What’s a siphonophore?

In chapter 22 of Scribes’ Descent, Boxer says, “The glowy things’re in the shape of a box again. I wonder if they’re a colonial species, like siphonophores in the sky.”

The word siphonophores is so unusual that many readers may assume it to be a fictional term, but these exist on Earth. Here are some photos:

photo of a siphonophore. I believe this one is a Stephanomia amphytridis
Stephanomia amphytridis?
Photo of Marrus orthocanna
Marrus orthocanna
photo of Apolemia uvaria
Apolemia uvaria

These may resemble aliens from a video game, but they’re real creatures. Why do they look so different from each other? Siphonophore is not a single species, but a whole class of ocean-dwelling animals in the phylum Cnidaria. (Cnidarians have tentacles with stingers–like coral, jellyfish, and sea anemone.)

Here’s the full taxonomy of siphonophores, shown in Wikipedia:

While these share some features with jellyfish, siphonophores are quite different. The key lies in the term colonial.


Imagine giving birth to a clone of yourself that remains attached to you for life–the umbilical cord is never cut. Now imagine you have no legs, but this baby does, and so now you can move around for the first time. Then your baby has a baby of its own, which has tentacles with stingers that can form a net to catch prey and shoot paralyzing toxins at it. Now you can finally eat! And that umbilical cord connects all of you, acting like a shared circulatory system. This is a siphonophore: not a collection of organs to form a body, but a collection of bodies to form a colony.

Every new body attached to the colony adds a distinct ability that the other bodies lack. In siphonophores, each body is called a zooid. If you cut any zooid free of the others, it will die for lack of the abilities found in the rest of the colony. This isn’t true of other colonial animals like coral, which are made up of many tiny polyps, each of which can survive apart from the others. Because siphonophores can’t regenerate or live independently, it seems to exhibit traits of both colony and non-colony organisms. I’m having an existential crisis just thinking about this! Or, as Boxer would say, this boggles my boggler.

Different Bodies or Organs?

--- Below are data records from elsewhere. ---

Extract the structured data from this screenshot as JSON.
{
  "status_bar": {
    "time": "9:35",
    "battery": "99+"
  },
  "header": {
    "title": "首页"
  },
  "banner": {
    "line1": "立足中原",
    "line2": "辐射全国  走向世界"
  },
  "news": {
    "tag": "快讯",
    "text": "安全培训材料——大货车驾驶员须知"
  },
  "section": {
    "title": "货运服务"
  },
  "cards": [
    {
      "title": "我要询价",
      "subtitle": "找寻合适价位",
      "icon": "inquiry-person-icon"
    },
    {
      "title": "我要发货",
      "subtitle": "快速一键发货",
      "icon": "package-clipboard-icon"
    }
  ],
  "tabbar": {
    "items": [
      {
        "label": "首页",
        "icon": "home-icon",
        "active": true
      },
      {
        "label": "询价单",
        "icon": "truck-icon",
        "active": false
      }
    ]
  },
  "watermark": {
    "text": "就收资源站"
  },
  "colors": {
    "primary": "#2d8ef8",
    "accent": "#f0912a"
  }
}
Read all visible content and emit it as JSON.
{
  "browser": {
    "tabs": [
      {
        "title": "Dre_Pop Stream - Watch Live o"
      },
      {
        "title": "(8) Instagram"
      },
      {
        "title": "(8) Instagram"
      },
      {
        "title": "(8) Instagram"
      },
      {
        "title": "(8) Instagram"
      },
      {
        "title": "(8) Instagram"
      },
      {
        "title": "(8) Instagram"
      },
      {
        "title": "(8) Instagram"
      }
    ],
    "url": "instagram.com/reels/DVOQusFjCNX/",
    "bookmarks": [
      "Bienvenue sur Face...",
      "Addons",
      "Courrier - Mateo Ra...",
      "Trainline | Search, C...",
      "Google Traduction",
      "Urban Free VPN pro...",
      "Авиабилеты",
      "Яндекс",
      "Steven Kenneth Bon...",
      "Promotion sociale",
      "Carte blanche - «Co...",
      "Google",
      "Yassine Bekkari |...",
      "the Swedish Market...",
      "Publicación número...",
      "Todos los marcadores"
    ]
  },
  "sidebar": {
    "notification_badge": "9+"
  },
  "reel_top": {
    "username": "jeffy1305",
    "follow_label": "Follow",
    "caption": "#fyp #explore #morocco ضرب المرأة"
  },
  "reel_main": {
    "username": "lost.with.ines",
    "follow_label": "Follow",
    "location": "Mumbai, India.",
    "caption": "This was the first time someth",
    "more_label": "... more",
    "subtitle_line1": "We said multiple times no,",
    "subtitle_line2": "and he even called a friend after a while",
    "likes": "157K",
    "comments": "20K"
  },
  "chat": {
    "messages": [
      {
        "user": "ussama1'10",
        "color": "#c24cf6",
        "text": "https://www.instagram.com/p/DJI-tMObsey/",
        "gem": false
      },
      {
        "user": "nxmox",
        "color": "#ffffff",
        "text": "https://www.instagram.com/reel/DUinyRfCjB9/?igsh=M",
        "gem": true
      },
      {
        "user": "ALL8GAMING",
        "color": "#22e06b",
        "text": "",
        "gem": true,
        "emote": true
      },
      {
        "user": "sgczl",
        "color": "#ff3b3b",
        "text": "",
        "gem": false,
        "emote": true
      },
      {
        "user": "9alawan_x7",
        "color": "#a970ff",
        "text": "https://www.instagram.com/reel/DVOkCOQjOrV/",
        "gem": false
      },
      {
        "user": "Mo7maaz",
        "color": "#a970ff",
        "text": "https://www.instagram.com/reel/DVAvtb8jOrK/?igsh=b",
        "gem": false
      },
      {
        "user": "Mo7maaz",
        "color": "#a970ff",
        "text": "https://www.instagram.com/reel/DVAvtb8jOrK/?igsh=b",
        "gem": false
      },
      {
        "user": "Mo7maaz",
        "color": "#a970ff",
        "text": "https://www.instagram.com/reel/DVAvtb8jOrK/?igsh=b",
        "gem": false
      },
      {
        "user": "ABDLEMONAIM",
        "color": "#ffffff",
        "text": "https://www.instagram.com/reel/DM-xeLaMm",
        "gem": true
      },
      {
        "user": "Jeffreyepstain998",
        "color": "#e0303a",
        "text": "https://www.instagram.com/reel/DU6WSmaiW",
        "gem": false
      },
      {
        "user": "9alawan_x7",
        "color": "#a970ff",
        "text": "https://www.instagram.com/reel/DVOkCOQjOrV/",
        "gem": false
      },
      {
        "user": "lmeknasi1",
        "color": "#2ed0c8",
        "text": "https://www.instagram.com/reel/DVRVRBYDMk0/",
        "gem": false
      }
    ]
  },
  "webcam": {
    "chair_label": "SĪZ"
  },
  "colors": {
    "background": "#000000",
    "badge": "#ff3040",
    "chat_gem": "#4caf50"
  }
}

How do we know these special-function bodies are truly different bodies and not just attached organs to one big body? Zooids aren’t just organs because:

-they can move independently of each other (though within a limited range because of their connections)

-each zooid is similar to other solitary animals, such as jellyfish, having the same parts and structures.

Stranger Still

Some species can grow up to 154ft long, making them the longest animals on Earth–even longer than blue whales. The first siphonophore discovered was the Portuguese man o’ war, which lives at the surface of the ocean. It uses a float filled with nitrogen gas and carbon monoxide to sail by wind power across entire oceans.

photo of a Portuguese man-of-war
Portuguese Man O’ War

To learn more:


Have questions about siphonophores? Reply and let me know! In Scribes’ Descent, Boxer saw something that made him think of siphonophores floating in the air. Do you remember what he saw?

Writing update: So far, I’ve totally rewritten the first twelve chapters of Scribes Emerge (Scribes Series book 3). I’m shooting for 1,000 words a day, at least on days I’m not judging homeschool speech and debate tournaments.

See you next month,
Dylan West

Leave a comment